--- Problem to solve ---
The answer should consist of each line below that contains the word "this".
[Data Boundary: Start]
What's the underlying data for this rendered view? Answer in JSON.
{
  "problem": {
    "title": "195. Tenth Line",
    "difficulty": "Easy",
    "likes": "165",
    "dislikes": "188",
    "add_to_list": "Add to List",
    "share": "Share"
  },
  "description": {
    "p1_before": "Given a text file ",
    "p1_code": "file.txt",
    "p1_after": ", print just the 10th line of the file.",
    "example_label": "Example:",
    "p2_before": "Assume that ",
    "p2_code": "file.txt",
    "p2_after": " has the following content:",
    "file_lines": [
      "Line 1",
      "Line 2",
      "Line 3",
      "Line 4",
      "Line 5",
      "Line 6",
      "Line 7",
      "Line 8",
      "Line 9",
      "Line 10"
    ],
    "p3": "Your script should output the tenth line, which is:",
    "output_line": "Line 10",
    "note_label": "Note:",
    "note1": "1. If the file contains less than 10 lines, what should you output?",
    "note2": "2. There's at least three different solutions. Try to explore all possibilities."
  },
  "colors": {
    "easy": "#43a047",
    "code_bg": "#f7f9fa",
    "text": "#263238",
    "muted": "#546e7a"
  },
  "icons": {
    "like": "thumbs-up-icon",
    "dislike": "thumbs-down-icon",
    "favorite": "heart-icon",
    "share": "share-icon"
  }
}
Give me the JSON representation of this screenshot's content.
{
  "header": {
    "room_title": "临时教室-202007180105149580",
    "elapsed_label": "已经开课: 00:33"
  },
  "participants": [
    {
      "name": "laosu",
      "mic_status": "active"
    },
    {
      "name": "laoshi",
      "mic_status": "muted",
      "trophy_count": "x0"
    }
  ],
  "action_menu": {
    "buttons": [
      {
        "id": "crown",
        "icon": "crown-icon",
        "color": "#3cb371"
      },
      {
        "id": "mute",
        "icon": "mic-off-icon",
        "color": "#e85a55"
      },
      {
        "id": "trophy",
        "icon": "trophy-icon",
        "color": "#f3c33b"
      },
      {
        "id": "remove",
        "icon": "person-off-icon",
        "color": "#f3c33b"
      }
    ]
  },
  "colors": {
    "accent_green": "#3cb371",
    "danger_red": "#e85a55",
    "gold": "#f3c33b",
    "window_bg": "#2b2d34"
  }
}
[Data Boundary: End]
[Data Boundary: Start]
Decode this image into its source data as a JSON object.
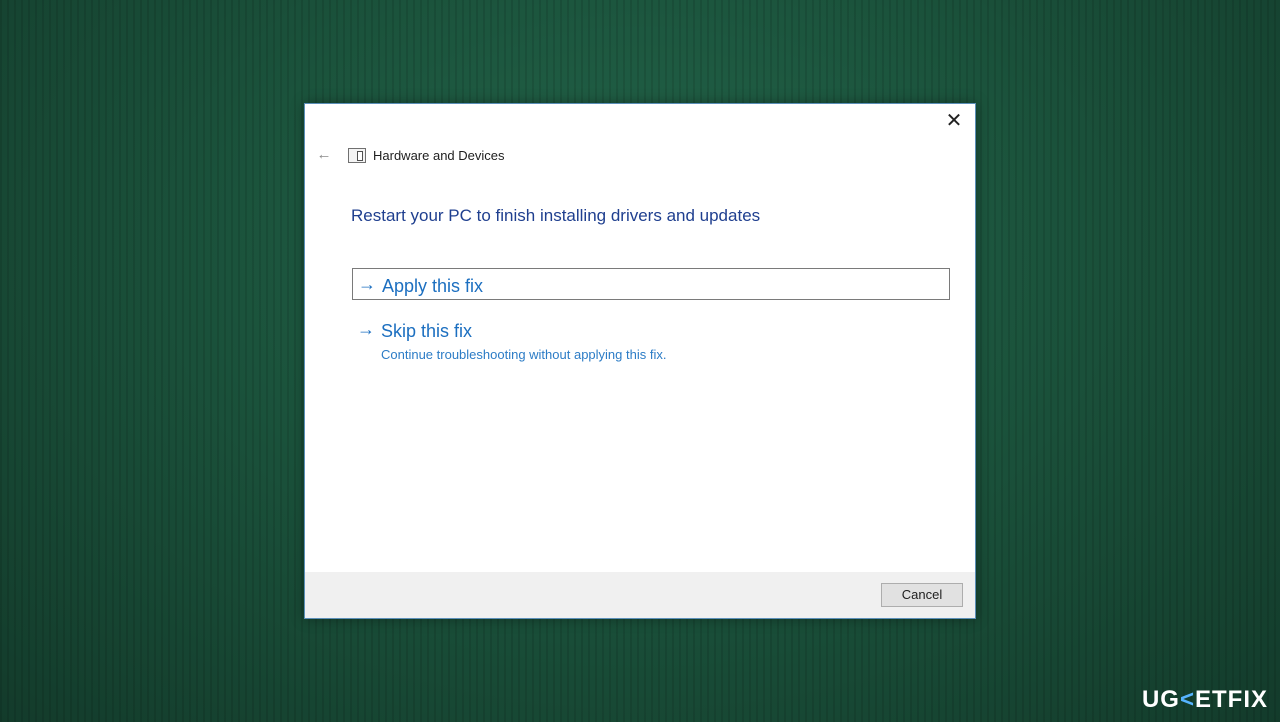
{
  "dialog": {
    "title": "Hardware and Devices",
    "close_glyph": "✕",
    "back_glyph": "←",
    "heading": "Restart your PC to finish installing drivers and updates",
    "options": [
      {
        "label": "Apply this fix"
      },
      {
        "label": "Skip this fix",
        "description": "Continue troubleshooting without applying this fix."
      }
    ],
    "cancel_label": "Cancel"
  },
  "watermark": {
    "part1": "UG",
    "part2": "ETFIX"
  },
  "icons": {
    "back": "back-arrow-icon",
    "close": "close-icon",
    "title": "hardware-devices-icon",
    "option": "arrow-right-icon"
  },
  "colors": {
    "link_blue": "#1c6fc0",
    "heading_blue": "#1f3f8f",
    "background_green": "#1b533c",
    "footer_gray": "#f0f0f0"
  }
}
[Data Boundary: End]
--- Task answer ---
What's the underlying data for this rendered view? Answer in JSON.
Give me the JSON representation of this screenshot's content.
Decode this image into its source data as a JSON object.
        "label": "Apply this fix"
        "label": "Skip this fix",
        "description": "Continue troubleshooting without applying this fix."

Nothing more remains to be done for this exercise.